As pointed by [9] , observations of globular clusters yield a lower limit on the exponent in Equation (2), meaning that the transition function is quite abrupt, i.e. for (MONDian regime) and for (Newtonian regime), with almost no soft transition from one regime to the other. This means that the transition functions E, N, and calculated in this article must present a rather abrupt transition.

A full non-relativistic theory of gravity can be constructed assuming a modification of inertia as described by [22] , but as shown in this work the modification naturally appears in the force sector and not on the dynamical one.

With a few natural assumptions about space and information, the main result of this article is to show that gravity can be considered an emergent phenomenon also in the MONDian regime. This suggests that the force of gravity on this extended regime is not a fundamental force of nature, but a consequence of the inherent properties of space and time. Since [1] showed that Newtonian gravity emerges from the thermodynamic properties of space and time, this all suggests that gravitation is an emergent phenomenon at all scales of mass and length.


We thank an anonymous referee for his fruitful comments on the first version of this article.
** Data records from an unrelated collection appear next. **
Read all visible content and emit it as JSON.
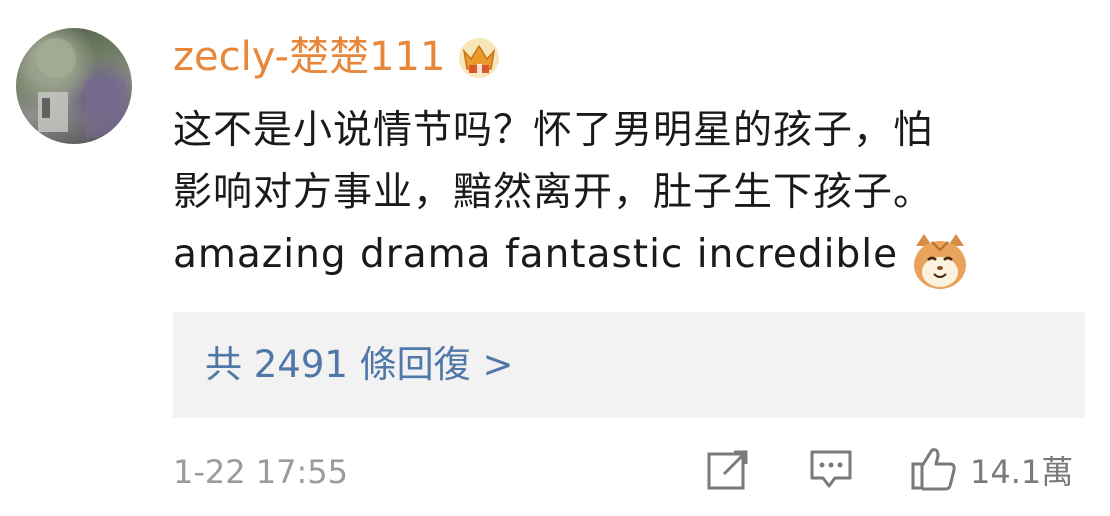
{
  "user": {
    "name": "zecly-楚楚111",
    "badge_icon": "crown-badge-icon",
    "name_color": "#e8873a"
  },
  "comment": {
    "line1": "这不是小说情节吗？怀了男明星的孩子，怕",
    "line2": "影响对方事业，黯然离开，肚子生下孩子。",
    "line3": "amazing drama fantastic incredible",
    "emoji": "cat-face-emoji"
  },
  "replies": {
    "label": "共 2491 條回復 >",
    "color": "#4f78a8"
  },
  "meta": {
    "timestamp": "1-22 17:55",
    "like_count": "14.1萬"
  },
  "actions": {
    "share_icon": "share-icon",
    "reply_icon": "comment-icon",
    "like_icon": "thumbs-up-icon"
  }
}
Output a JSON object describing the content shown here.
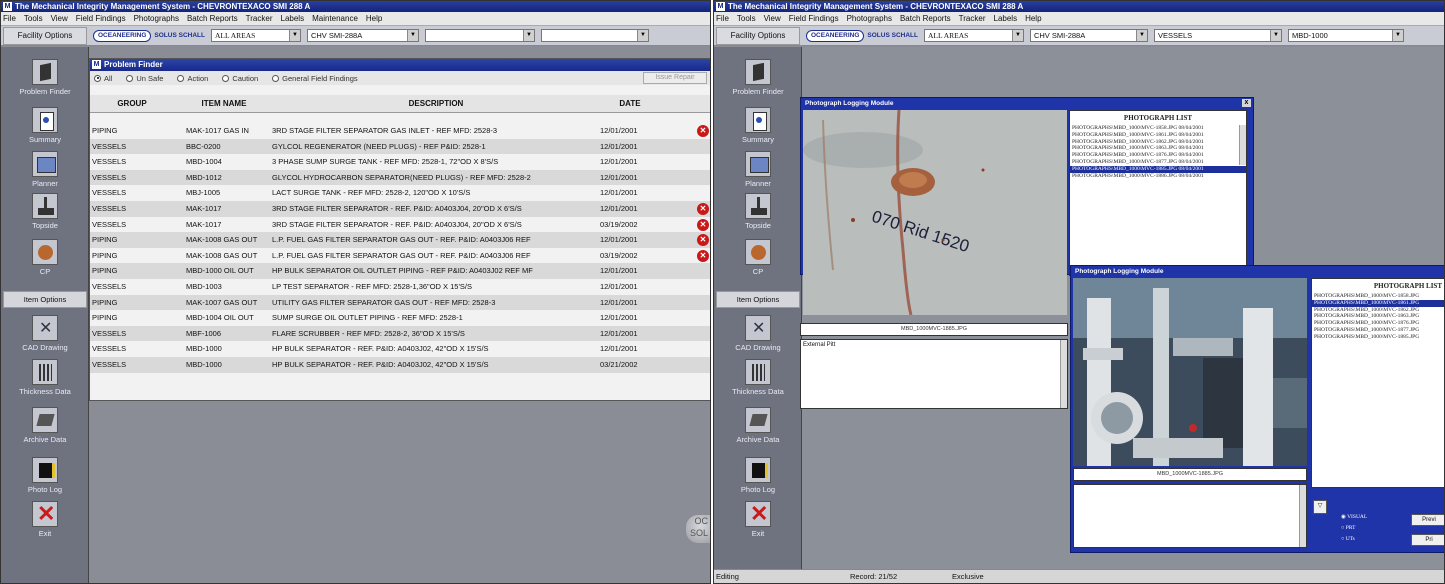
{
  "left": {
    "title": "The Mechanical Integrity Management System - CHEVRONTEXACO SMI 288 A",
    "menu": [
      "File",
      "Tools",
      "View",
      "Field Findings",
      "Photographs",
      "Batch Reports",
      "Tracker",
      "Labels",
      "Maintenance",
      "Help"
    ],
    "facility_options": "Facility Options",
    "logo": "OCEANEERING",
    "logo_sub": "SOLUS SCHALL",
    "combos": [
      "ALL AREAS",
      "CHV SMI-288A",
      "",
      ""
    ],
    "sidebar": {
      "problem_finder": "Problem Finder",
      "summary": "Summary",
      "planner": "Planner",
      "topside": "Topside",
      "cp": "CP",
      "item_options": "Item Options",
      "cad_drawing": "CAD Drawing",
      "thickness_data": "Thickness Data",
      "archive_data": "Archive Data",
      "photo_log": "Photo Log",
      "exit": "Exit"
    },
    "problem_finder": {
      "title": "Problem Finder",
      "filters": [
        "All",
        "Un Safe",
        "Action",
        "Caution",
        "General Field Findings"
      ],
      "issue_button": "Issue Repair",
      "columns": [
        "GROUP",
        "ITEM NAME",
        "DESCRIPTION",
        "DATE"
      ],
      "rows": [
        {
          "group": "PIPING",
          "item": "MAK-1017 GAS IN",
          "desc": "3RD STAGE FILTER SEPARATOR GAS INLET - REF MFD: 2528-3",
          "date": "12/01/2001",
          "flag": true
        },
        {
          "group": "VESSELS",
          "item": "BBC-0200",
          "desc": "GYLCOL REGENERATOR (NEED PLUGS) - REF P&ID: 2528-1",
          "date": "12/01/2001",
          "flag": false
        },
        {
          "group": "VESSELS",
          "item": "MBD-1004",
          "desc": "3 PHASE SUMP SURGE TANK - REF MFD: 2528-1, 72\"OD X 8'S/S",
          "date": "12/01/2001",
          "flag": false
        },
        {
          "group": "VESSELS",
          "item": "MBD-1012",
          "desc": "GLYCOL HYDROCARBON SEPARATOR(NEED PLUGS) - REF MFD: 2528-2",
          "date": "12/01/2001",
          "flag": false
        },
        {
          "group": "VESSELS",
          "item": "MBJ-1005",
          "desc": "LACT SURGE TANK - REF MFD: 2528-2, 120\"OD X 10'S/S",
          "date": "12/01/2001",
          "flag": false
        },
        {
          "group": "VESSELS",
          "item": "MAK-1017",
          "desc": "3RD STAGE FILTER SEPARATOR - REF. P&ID: A0403J04, 20\"OD X 6'S/S",
          "date": "12/01/2001",
          "flag": true
        },
        {
          "group": "VESSELS",
          "item": "MAK-1017",
          "desc": "3RD STAGE FILTER SEPARATOR - REF. P&ID: A0403J04, 20\"OD X 6'S/S",
          "date": "03/19/2002",
          "flag": true
        },
        {
          "group": "PIPING",
          "item": "MAK-1008 GAS OUT",
          "desc": "L.P. FUEL GAS FILTER SEPARATOR GAS OUT - REF. P&ID: A0403J06 REF",
          "date": "12/01/2001",
          "flag": true
        },
        {
          "group": "PIPING",
          "item": "MAK-1008 GAS OUT",
          "desc": "L.P. FUEL GAS FILTER SEPARATOR GAS OUT - REF. P&ID: A0403J06 REF",
          "date": "03/19/2002",
          "flag": true
        },
        {
          "group": "PIPING",
          "item": "MBD-1000 OIL OUT",
          "desc": "HP BULK SEPARATOR OIL OUTLET PIPING - REF P&ID: A0403J02 REF MF",
          "date": "12/01/2001",
          "flag": false
        },
        {
          "group": "VESSELS",
          "item": "MBD-1003",
          "desc": "LP TEST SEPARATOR - REF MFD: 2528-1,36\"OD X 15'S/S",
          "date": "12/01/2001",
          "flag": false
        },
        {
          "group": "PIPING",
          "item": "MAK-1007 GAS OUT",
          "desc": "UTILITY GAS FILTER SEPARATOR GAS OUT - REF MFD: 2528-3",
          "date": "12/01/2001",
          "flag": false
        },
        {
          "group": "PIPING",
          "item": "MBD-1004 OIL OUT",
          "desc": "SUMP SURGE OIL OUTLET PIPING - REF MFD: 2528-1",
          "date": "12/01/2001",
          "flag": false
        },
        {
          "group": "VESSELS",
          "item": "MBF-1006",
          "desc": "FLARE SCRUBBER - REF MFD: 2528-2, 36\"OD X 15'S/S",
          "date": "12/01/2001",
          "flag": false
        },
        {
          "group": "VESSELS",
          "item": "MBD-1000",
          "desc": "HP BULK SEPARATOR - REF. P&ID: A0403J02, 42\"OD X 15'S/S",
          "date": "12/01/2001",
          "flag": false
        },
        {
          "group": "VESSELS",
          "item": "MBD-1000",
          "desc": "HP BULK SEPARATOR - REF. P&ID: A0403J02, 42\"OD X 15'S/S",
          "date": "03/21/2002",
          "flag": false
        }
      ]
    },
    "corner_logo": "OC SOL"
  },
  "right": {
    "title": "The Mechanical Integrity Management System - CHEVRONTEXACO SMI 288 A",
    "menu": [
      "File",
      "Tools",
      "View",
      "Field Findings",
      "Photographs",
      "Batch Reports",
      "Tracker",
      "Labels",
      "Help"
    ],
    "facility_options": "Facility Options",
    "logo": "OCEANEERING",
    "logo_sub": "SOLUS SCHALL",
    "combos": [
      "ALL AREAS",
      "CHV SMI-288A",
      "VESSELS",
      "MBD-1000"
    ],
    "sidebar": {
      "problem_finder": "Problem Finder",
      "summary": "Summary",
      "planner": "Planner",
      "topside": "Topside",
      "cp": "CP",
      "item_options": "Item Options",
      "cad_drawing": "CAD Drawing",
      "thickness_data": "Thickness Data",
      "archive_data": "Archive Data",
      "photo_log": "Photo Log",
      "exit": "Exit"
    },
    "plm1": {
      "title": "Photograph Logging Module",
      "close": "x",
      "photo_text": "070 Rid 1520",
      "caption": "MBD_1000MVC-1885.JPG",
      "notes": "External Pitt",
      "list_title": "PHOTOGRAPH LIST",
      "items": [
        "PHOTOGRAPHS\\MBD_1000\\MVC-1858.JPG   08/04/2001",
        "PHOTOGRAPHS\\MBD_1000\\MVC-1861.JPG   08/04/2001",
        "PHOTOGRAPHS\\MBD_1000\\MVC-1862.JPG   08/04/2001",
        "PHOTOGRAPHS\\MBD_1000\\MVC-1863.JPG   08/04/2001",
        "PHOTOGRAPHS\\MBD_1000\\MVC-1876.JPG   08/04/2001",
        "PHOTOGRAPHS\\MBD_1000\\MVC-1877.JPG   08/04/2001",
        "PHOTOGRAPHS\\MBD_1000\\MVC-1885.JPG   08/04/2001",
        "PHOTOGRAPHS\\MBD_1000\\MVC-1886.JPG   08/04/2001"
      ],
      "selected_index": 6
    },
    "plm2": {
      "title": "Photograph Logging Module",
      "caption": "MBD_1000MVC-1885.JPG",
      "list_title": "PHOTOGRAPH LIST",
      "items": [
        "PHOTOGRAPHS\\MBD_1000\\MVC-1858.JPG",
        "PHOTOGRAPHS\\MBD_1000\\MVC-1861.JPG",
        "PHOTOGRAPHS\\MBD_1000\\MVC-1862.JPG",
        "PHOTOGRAPHS\\MBD_1000\\MVC-1863.JPG",
        "PHOTOGRAPHS\\MBD_1000\\MVC-1876.JPG",
        "PHOTOGRAPHS\\MBD_1000\\MVC-1877.JPG",
        "PHOTOGRAPHS\\MBD_1000\\MVC-1885.JPG"
      ],
      "selected_index": 1,
      "radios": [
        "VISUAL",
        "PRT",
        "UTs"
      ],
      "btn1": "Previ",
      "btn2": "Pri"
    },
    "status": {
      "left": "Editing",
      "record": "Record: 21/52",
      "mode": "Exclusive"
    }
  }
}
This work was supported by a DGAPA-UNAM grant (PAPIIT IN111513-3) and a CONACyT grant (240512). DAC and SM thank support granted by CONACyT 480147 and 26344. The authors gratefully acknowledge the comments made by Ehoud Pazy and Hristu Culetu for the valuable comments made of an earlier version of this article.

Conflicts of Interest

The authors declare no conflicts of interest.


[1] Verlinde, E. (2011) Journal of High Energy Physics, 4, 29.
[2] Bekenstein, J.D. (1973) Physical Review D, 7, 2333-2346.
[3] Bekenstein, J.D. (1974) Physical Review D, 9, 3292-3300.
[4] Bardeen, J.M., Carter, B. and Hawking, S.W. (1973) Communications in Mathematical Physics, 31, 161-170.
[5] Hawking, S.W. (1974) Nature (London), 248, 30-31.
[6] Townsend, P.K. (1997) Black Holes. ArXiv General Relativity and Quantum Cosmology e-Prints.
[7] Padmanabhan, T. (2010) Reports on Progress in Physics, 73, Article ID: 046901.
[8] Jacobson, T. (1995) Physical Review Letters, 75, 1260-1263.
[9] Hernandez, X. and Jimenez, M.A. (2012) Astrophysical Journal, 750, 9.
[10] Hernandez, X., Jimenez, M.A. and Allen, C. (2012) European Physical Journal C, 72, 1884.
[11] Mastropietro, C. and Burkert, A. (2008) Monthly Notices of the Royal Astronomical Society, 389, 967-988.
[12] Lee, J. and Komatsu, E. (2010) The Astrophysical Journal, 718, 60-65.
[13] Thompson, R. and Nagamine, K. (2012) Monthly Notices of the Royal Astronomical Society, 419, 3560-3570.
[14] Moffat, J.W. and Toth, V.T. (2010) Can Modified Gravity (MOG) Explain the Speeding Bullet (Cluster)?
[15] Mendoza, S., Hernandez, X., Hidalgo, J.C. and Bernal, T. (2011) Monthly Notices of the Royal Astronomical Society, 411, 226-234.
[16] Milgrom, M. (1982) The Astrophysical Journal, 270, 371-389.
[17] Bernal, T., Capozziello, S., Hidalgo, J.C. and Mendoza, S. (2011) European Physical Journal C, 71, 1794.
[18] Carranza, D.A., Mendoza, S. and Torres, L.A. (2013) European Physical Journal C, 73, 2282.
[19] Mendoza, S., Bernal, T., Hernandez, X., Hidalgo, J.C. and Torres, L.A. (2013) Monthly Notices of the Royal Astronomical Society, 433, 1802-1812.
[20] Sheykhi, A. and Sarab, K.R. (2012) Journal of Cosmology and Astroparticle Physics, 2012, 12.
[21] Sedov, L.I. (1959) Similarity and Dimensional Methods in Mechanics. Academic Press, Waltham.
[22] Famaey, B. and McGaugh, S.S. (2012) Living Reviews in Relativity, 15, 10.
[23] Mendoza, S. (2011) Extending Cosmology: The Metric Approach.
[24] Mendoza, S. and Olmo, G. (2012) Living Reviews in Relativity, 15, 10.
[25] Will, C.M. (1992) Theory and Experiment in Gravitational Physics. Cambridge University Press, Cambridge.
[26] Pazy, E. and Argaman, N. (2012) Physical Review D, 85, Article ID: 104021.

Copyright © 2024 by authors and Scientific Research Publishing Inc.

Creative Commons License

This work and the related PDF file are licensed under a Creative Commons Attribution 4.0 International License.